– 1/2 cup organic cane sugar
– 1 tablespoon tapioca flour
– 1/4 teaspoon salt
– 2 cups frozen, thawed and crushed strawberries
1. Set the Smart Scoop ice cream machine to “pre-cool” before you intend on using it. If you don’t have a Smart Scoop, make sure the ice cream machine bowl is frozen beforehand, at least 24 hours before use. It should be frozen solid before using.
2. Put both cans of coconut milk into a saucepan, setting aside 1/2 cup of coconut milk. The layers might have separated inside the cans, so you can use a spoon to scoop out the thicker coconut layer.
3. Add the cane sugar and salt.
4. Warm the coconut milk, cane sugar, and salt over medium-low heat. Stir occasionally until the sugar and salt have completely dissolved (about 1-2 minutes).
5. Whisk the tapioca flour into the reserved coconut milk until totally dissolved (about 10 seconds).
6. Gently whisk the tapioca mixture into the warmed coconut milk, and increase the heat to medium. You want to cook this on a gentle simmer until the base has thickened enough to coat the back of a spoon – about 6 minutes or so. Do not let this come to a boil – you want to continuously whisk and prevent boiling.
7. Pour this mixture into a bowl and let it sit on the table until it comes to room temperature. Before sticking it in the refrigerator, press a piece of plastic wrap against the surface so that the top of the mixture doesn’t form a skin. Keep this in the fridge for at least 4-6 hours, or overnight.
8. If your mixture forms a hard coconut layer on top, I personally advise taking it off and using it for other recipes. You can whip it up and make a coconut “cool whip” to be used on pumpkin pie and such. I find that if I only chill for about 4 hours, this layer doesn’t form as readily as it does overnight. If you take the top layer off after an overnight of chilling, the resulting ice cream will have a lower fat content (which some people might prefer).
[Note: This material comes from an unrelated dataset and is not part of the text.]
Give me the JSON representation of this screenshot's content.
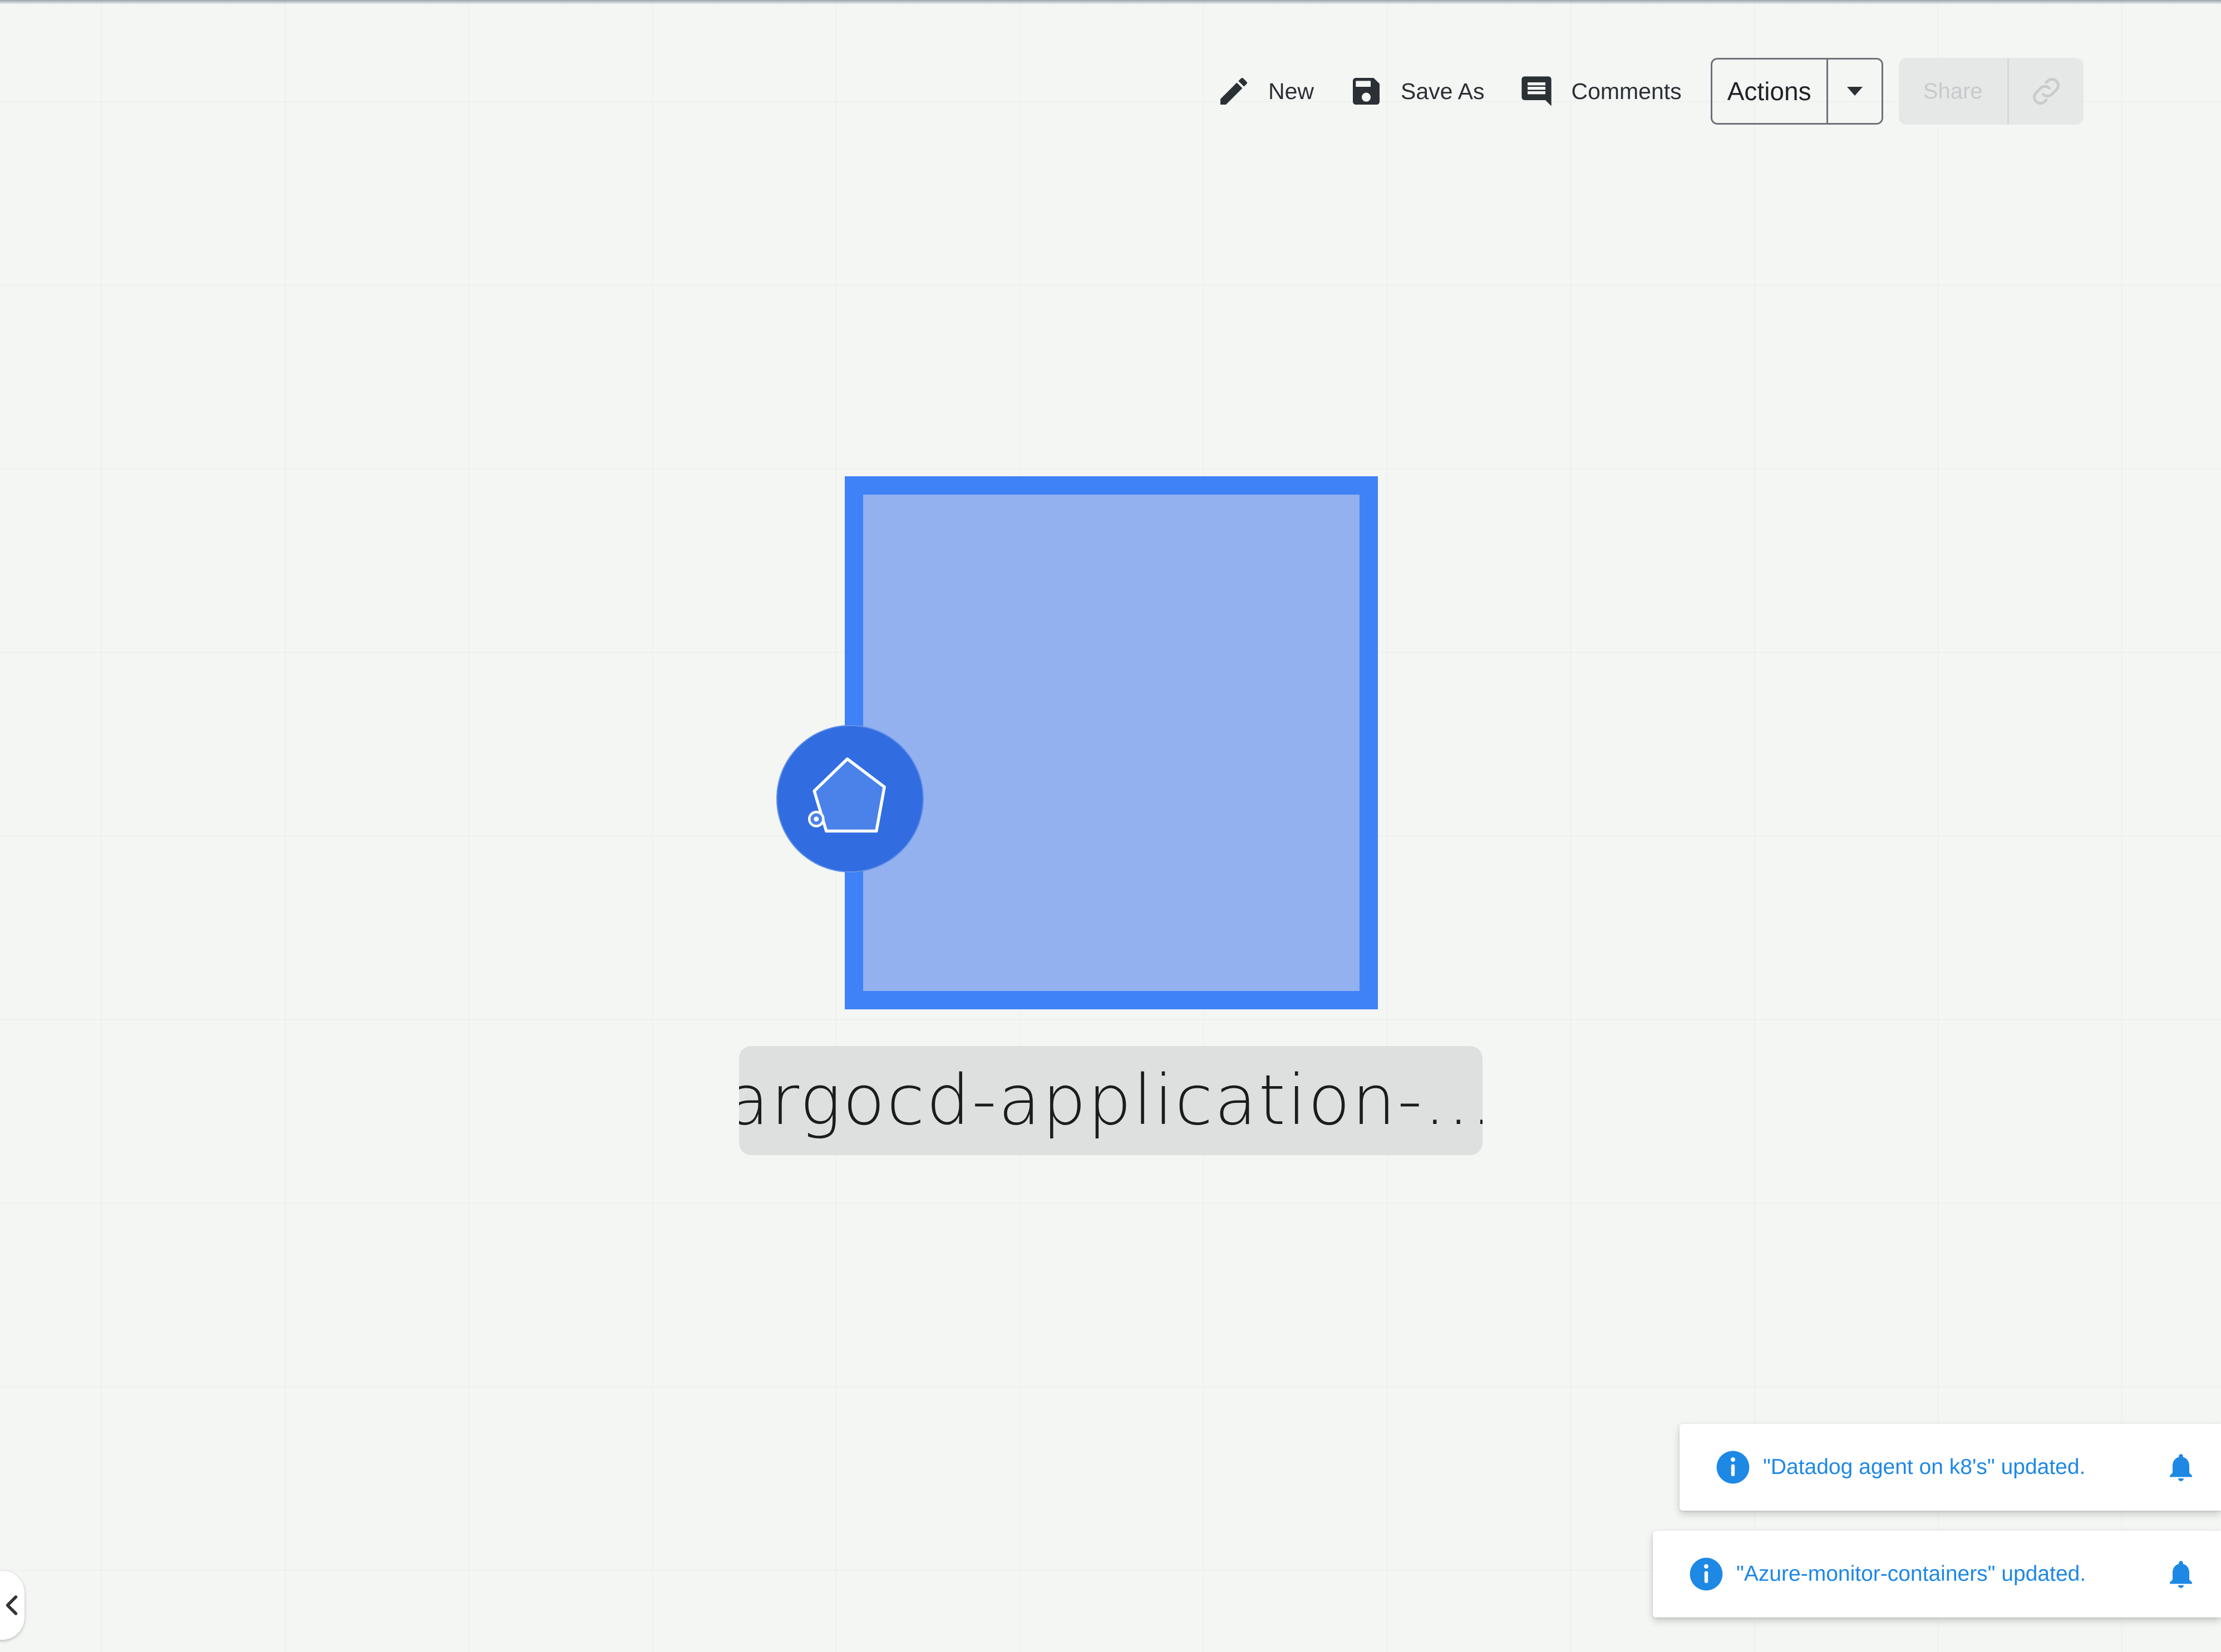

9. Pour this mixture into a pre-cooled Smart Scoop machine and if you’re using the automatic method, set it to about medium hardness. Press “start” and let it churn for about 20-30 minutes. It might take longer depending on the temperature differences in the house.
10. When the machine reads “add mix-ins,” you will want to add the crushed strawberries, and then it will churn for a little while longer until ready.
11. Scrape the ice cream into a freezer container and press a piece of parchment or saran wrap across the surface to prevent ice crystals from forming along the top. Seal the container, and freeze for at least 4 hours.
12. Let the ice cream warm up a bit on the counter before serving. Coconut ice cream melts a little quicker than milk-based ice creams, so don’t wait too long! Any left-over ice cream can be stored for up to two months.
Disclaimer: All views and opinions are my own. This particular product review was not sponsored or paid for in any way by the manufacturer. However, the manufacturer did give me the product for testing and review purposes.